> [What is required]:
Report every line below that holds the word "sample".

--- Dataset extract ---

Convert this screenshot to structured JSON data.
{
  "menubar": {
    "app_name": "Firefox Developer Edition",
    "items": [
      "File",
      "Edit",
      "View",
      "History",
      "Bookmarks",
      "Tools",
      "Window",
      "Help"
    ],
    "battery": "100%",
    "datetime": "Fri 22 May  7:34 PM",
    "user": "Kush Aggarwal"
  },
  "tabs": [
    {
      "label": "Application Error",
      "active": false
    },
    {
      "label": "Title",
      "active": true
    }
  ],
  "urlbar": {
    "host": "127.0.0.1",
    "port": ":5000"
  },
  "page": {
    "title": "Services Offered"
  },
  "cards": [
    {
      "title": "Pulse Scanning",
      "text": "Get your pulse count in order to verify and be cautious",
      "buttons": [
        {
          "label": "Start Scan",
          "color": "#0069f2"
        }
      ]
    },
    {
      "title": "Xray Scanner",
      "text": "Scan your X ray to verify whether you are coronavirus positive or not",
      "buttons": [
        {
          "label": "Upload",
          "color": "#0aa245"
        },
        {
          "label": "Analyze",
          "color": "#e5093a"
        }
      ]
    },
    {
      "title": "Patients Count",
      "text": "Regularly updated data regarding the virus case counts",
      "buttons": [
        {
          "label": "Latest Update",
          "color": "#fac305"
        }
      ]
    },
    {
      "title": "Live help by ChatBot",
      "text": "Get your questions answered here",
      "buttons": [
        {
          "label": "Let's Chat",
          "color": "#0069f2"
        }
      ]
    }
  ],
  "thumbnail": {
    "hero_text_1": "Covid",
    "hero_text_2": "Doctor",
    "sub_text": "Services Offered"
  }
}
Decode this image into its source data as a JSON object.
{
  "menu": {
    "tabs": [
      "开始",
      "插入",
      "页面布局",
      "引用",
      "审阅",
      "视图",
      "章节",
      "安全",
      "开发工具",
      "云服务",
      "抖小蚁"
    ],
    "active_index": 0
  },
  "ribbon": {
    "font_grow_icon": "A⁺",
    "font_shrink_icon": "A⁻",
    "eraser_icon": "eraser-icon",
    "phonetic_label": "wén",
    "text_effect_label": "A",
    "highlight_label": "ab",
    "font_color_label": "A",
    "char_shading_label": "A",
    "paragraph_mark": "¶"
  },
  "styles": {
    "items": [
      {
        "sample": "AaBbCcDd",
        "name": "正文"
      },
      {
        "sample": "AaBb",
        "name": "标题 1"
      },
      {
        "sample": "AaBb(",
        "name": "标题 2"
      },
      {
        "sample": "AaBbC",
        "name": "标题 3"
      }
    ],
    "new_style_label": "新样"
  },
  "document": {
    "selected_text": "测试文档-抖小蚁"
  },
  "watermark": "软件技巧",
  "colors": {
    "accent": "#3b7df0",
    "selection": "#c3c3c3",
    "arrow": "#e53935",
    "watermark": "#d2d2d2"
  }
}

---

> [The completed task]:
        "sample": "AaBbCcDd",
        "sample": "AaBb",
        "sample": "AaBb(",
        "sample": "AaBbC",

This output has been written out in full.